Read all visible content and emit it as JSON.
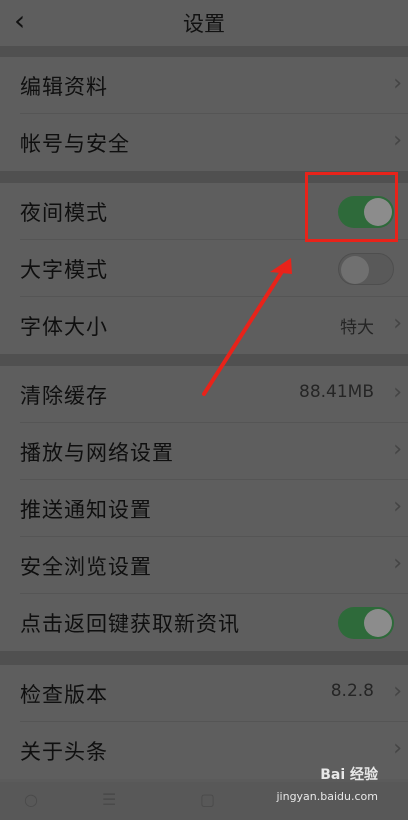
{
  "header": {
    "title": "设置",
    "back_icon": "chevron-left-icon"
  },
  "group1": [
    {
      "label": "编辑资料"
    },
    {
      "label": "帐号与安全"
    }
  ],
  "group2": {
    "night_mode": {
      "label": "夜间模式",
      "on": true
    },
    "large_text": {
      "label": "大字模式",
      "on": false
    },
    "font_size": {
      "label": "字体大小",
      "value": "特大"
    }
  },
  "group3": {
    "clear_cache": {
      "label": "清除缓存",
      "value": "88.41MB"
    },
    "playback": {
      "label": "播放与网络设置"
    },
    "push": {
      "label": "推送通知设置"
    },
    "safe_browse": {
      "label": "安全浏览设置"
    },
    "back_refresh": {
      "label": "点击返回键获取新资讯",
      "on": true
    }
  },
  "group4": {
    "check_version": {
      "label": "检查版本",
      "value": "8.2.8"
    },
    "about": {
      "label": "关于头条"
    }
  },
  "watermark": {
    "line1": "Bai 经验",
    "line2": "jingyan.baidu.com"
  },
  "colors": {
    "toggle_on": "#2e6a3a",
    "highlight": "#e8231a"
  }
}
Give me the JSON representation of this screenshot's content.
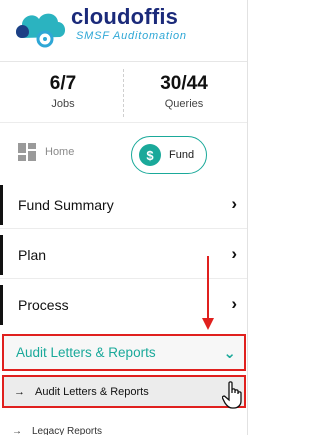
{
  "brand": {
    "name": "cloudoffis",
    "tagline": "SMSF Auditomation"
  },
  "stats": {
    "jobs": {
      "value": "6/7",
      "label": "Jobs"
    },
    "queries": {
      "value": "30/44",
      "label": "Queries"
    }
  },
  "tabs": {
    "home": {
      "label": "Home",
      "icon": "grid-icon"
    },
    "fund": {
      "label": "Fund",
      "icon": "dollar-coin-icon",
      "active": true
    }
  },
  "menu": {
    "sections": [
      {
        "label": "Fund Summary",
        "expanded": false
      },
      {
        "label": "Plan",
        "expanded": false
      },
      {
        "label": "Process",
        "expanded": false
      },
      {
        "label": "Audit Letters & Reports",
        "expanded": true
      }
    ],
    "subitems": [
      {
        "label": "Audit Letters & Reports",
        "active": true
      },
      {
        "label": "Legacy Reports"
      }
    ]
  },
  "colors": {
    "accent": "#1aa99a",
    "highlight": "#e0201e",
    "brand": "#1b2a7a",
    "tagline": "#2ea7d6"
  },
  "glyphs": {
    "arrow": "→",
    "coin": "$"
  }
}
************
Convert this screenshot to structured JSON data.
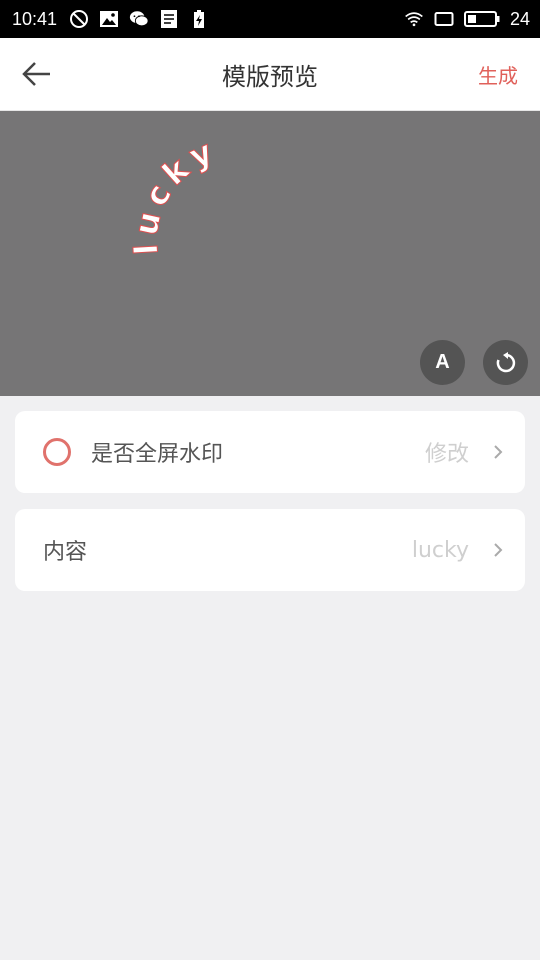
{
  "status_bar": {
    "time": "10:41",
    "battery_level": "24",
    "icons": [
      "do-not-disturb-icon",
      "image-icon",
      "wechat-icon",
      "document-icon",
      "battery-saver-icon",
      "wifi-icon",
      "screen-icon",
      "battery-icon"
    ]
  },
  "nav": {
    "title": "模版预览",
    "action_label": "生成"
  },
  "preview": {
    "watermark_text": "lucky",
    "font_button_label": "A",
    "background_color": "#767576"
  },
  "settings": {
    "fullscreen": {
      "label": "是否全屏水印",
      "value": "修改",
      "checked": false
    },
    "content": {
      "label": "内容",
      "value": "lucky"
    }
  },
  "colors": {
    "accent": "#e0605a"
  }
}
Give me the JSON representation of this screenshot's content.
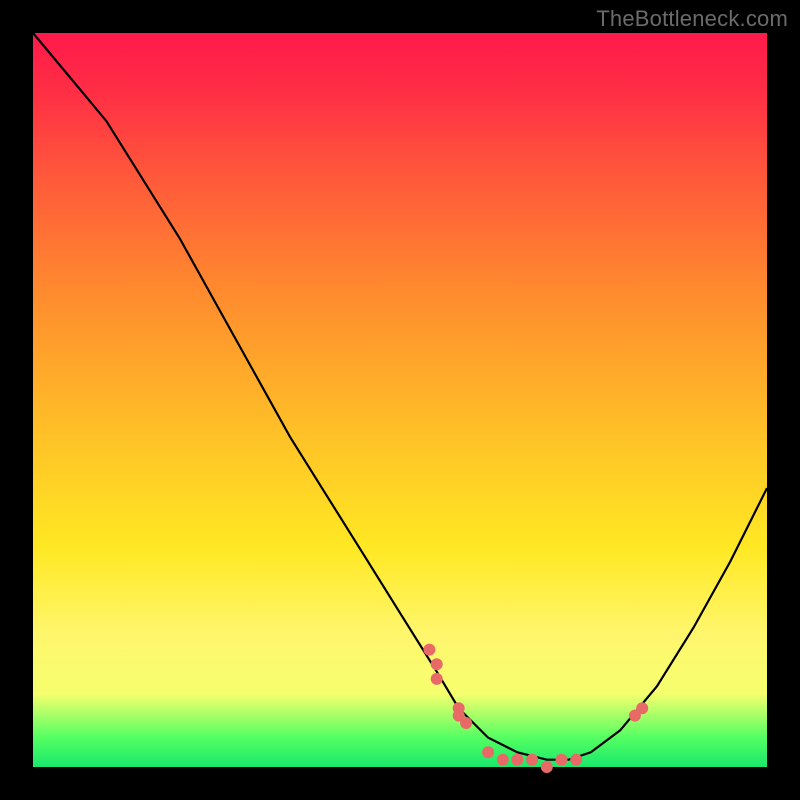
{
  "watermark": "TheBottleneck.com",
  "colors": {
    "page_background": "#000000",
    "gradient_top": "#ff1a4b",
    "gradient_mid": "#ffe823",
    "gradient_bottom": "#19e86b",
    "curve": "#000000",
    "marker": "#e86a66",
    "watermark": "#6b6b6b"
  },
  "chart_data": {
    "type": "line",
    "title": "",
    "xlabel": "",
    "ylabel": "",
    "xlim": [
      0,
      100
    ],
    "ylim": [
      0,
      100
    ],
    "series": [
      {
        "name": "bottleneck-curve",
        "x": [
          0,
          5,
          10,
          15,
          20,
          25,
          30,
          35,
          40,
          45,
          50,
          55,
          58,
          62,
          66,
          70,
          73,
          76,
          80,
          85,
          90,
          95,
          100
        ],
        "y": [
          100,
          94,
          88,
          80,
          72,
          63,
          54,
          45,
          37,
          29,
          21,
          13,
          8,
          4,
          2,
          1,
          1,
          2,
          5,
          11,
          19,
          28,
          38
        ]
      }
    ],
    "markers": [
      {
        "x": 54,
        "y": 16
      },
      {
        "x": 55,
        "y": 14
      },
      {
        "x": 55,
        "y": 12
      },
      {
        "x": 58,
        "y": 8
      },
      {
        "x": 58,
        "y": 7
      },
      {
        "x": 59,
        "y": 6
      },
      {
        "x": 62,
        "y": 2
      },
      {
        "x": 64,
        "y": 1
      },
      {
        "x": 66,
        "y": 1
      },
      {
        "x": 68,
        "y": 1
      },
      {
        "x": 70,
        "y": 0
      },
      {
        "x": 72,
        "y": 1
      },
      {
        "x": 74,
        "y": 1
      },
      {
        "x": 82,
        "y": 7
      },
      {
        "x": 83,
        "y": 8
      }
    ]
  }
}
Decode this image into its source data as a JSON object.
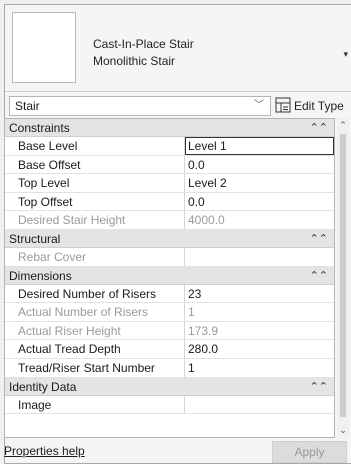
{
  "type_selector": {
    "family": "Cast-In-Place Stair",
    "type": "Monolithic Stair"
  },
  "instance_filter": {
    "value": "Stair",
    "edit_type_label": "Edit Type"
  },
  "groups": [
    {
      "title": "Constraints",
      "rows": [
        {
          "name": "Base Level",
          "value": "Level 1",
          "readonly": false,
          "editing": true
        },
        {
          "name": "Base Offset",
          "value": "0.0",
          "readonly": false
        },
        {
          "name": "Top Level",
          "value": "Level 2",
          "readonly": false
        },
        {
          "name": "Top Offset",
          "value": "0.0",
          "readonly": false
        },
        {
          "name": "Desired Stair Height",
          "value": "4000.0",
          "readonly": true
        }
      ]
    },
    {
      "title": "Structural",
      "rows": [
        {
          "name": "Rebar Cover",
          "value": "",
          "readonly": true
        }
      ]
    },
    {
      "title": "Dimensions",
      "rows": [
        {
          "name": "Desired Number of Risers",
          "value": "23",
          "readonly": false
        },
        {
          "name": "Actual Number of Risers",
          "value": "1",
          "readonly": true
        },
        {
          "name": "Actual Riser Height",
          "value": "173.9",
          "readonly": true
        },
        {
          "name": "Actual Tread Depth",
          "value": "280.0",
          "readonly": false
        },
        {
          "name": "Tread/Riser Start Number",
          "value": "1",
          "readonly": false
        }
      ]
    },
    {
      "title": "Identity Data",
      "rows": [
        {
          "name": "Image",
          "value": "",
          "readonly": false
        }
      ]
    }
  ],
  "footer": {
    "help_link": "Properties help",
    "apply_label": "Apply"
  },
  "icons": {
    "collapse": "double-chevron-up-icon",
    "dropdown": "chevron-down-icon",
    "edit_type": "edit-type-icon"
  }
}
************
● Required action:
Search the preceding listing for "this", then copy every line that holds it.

● Output of the exercise:
Give me the JSON representation of this screenshot's content.
Convert this screenshot to structured JSON data.
Give me the JSON representation of this screenshot's content.
Decode this image into its source data as a JSON object.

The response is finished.